Governor Mary Fallin vetoes House Bill 2625.
HB 2625 would put the decision on if kids move onto fourth-grade back into the hands of parents and educators. The Governor says that returns us to a system that is failing Oklahoma students.
The Governor vetoed the bill just one day after a group of parents presented Governor Mary Fallin with over 2,000 signatures urging her to sign the HB 2625.
"Promotion to the fourth-grade should be about one thing: the child has mastered or at least absorbed the minimum amount of reading skills they need to succeed in the fourth-grade," Fallin said.
"I'm honestly just dumbfounded," Amy Eldridge said.
Eldridge is one of the parents leading the charge for HB 2625. Her third-grade son, TJ, has severe dyslexia and even though he gets all A's and B's in school, he didn't pass the state reading test. She said he won't qualify for any of the exemptions.
"My son is an amazing kid, who has made grade level for anything else," said Eldridge. "To tell him he is a failure and he can't go on, it just makes absolutely no sense to me."
Governor Fallin said illiteracy affects all aspects of our society, and we need to fix the problem.
"I think if we can catch the children early, diagnose the problem early on, we can help these children."

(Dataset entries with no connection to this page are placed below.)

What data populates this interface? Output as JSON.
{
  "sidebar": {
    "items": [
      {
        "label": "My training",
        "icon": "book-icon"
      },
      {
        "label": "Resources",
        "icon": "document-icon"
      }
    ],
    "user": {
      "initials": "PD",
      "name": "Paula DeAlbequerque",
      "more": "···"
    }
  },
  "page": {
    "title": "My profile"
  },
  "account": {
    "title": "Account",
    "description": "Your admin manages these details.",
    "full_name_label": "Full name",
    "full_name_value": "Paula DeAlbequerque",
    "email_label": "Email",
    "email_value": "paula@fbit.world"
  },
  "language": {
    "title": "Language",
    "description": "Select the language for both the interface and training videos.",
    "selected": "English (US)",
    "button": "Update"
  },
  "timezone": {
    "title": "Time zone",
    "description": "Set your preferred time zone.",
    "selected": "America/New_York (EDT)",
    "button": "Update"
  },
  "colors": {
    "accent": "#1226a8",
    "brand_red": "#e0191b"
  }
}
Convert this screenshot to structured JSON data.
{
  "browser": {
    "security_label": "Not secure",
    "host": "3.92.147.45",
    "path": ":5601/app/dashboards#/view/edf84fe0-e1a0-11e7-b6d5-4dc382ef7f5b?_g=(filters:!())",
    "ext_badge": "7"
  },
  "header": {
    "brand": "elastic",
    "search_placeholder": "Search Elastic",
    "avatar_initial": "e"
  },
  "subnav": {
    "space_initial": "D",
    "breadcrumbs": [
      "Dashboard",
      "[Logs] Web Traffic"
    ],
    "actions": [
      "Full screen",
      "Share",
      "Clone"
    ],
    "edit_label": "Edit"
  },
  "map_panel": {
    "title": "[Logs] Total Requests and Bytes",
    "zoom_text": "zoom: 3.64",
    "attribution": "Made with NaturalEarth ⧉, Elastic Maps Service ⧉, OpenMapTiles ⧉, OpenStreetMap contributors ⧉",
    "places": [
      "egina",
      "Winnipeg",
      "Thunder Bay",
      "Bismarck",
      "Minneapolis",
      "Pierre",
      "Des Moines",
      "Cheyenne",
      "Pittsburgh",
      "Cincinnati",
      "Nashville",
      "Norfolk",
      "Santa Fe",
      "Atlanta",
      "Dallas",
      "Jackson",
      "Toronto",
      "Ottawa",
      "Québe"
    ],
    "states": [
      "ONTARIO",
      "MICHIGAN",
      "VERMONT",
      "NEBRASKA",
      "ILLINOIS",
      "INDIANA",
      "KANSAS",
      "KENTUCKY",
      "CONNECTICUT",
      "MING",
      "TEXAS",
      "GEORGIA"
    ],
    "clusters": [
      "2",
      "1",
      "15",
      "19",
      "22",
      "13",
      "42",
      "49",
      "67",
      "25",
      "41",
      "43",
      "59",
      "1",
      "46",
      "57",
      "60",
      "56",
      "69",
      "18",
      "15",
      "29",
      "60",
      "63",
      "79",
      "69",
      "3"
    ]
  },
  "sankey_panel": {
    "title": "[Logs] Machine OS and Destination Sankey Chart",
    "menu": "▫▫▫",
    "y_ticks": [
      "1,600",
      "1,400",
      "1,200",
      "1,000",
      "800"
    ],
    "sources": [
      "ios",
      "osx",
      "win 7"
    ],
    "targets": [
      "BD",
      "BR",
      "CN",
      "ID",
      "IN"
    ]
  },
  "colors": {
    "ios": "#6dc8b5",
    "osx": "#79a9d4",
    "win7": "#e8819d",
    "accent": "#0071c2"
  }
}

The bill passed the Senate, 43 to 1, and the House, 89 to 6. Some lawmakers are already vowing to override the Governor's veto.